TASK TO CARRY OUT
The answer should consist of each line below that contains the word "username".

○ ○ ○ ○

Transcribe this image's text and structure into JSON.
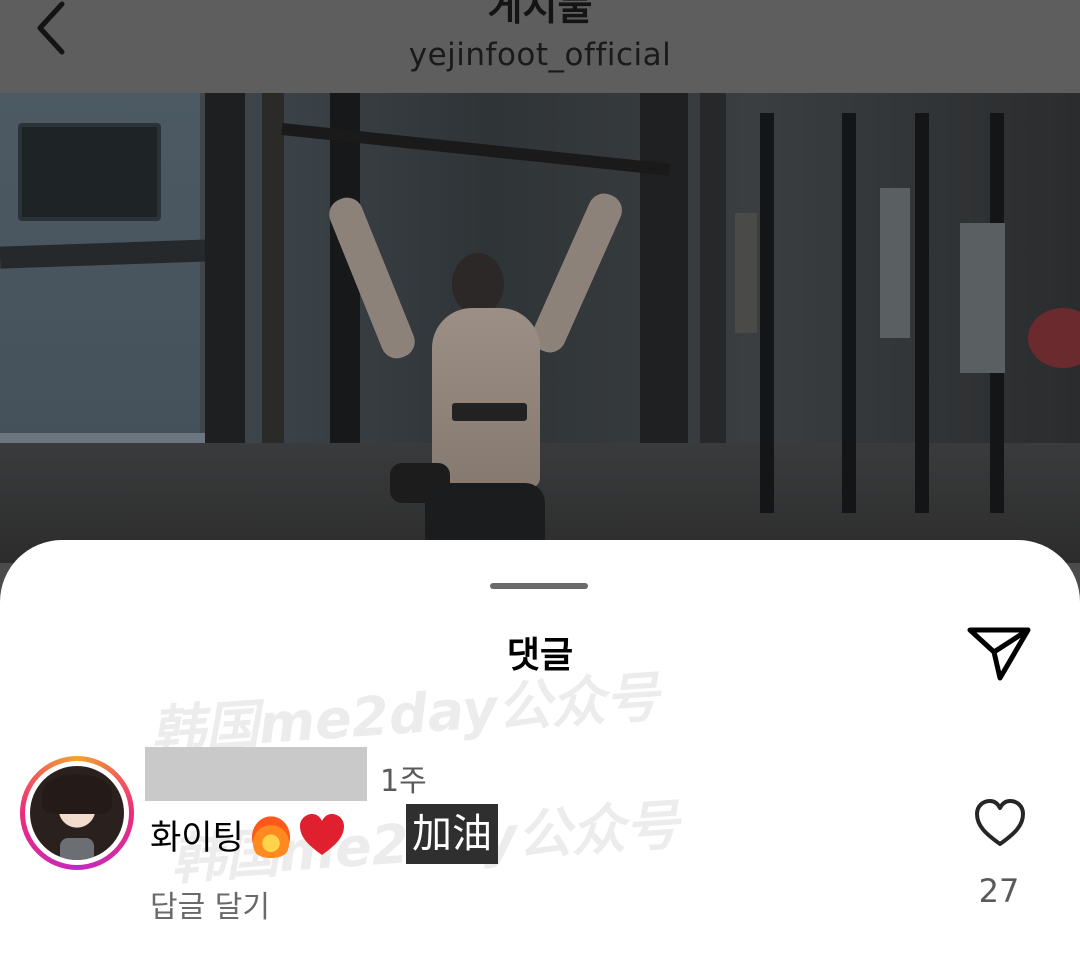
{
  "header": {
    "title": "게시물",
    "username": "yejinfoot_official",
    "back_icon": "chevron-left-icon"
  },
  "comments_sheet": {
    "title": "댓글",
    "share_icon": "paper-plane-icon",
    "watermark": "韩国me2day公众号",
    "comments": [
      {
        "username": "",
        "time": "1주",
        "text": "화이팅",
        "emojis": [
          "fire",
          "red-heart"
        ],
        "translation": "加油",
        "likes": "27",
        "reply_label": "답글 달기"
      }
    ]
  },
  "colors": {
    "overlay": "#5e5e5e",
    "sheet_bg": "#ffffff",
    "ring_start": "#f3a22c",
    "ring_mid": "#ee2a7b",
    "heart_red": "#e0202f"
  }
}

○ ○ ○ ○

RESULT
    "username": "yejinfoot_official",
        "username": "",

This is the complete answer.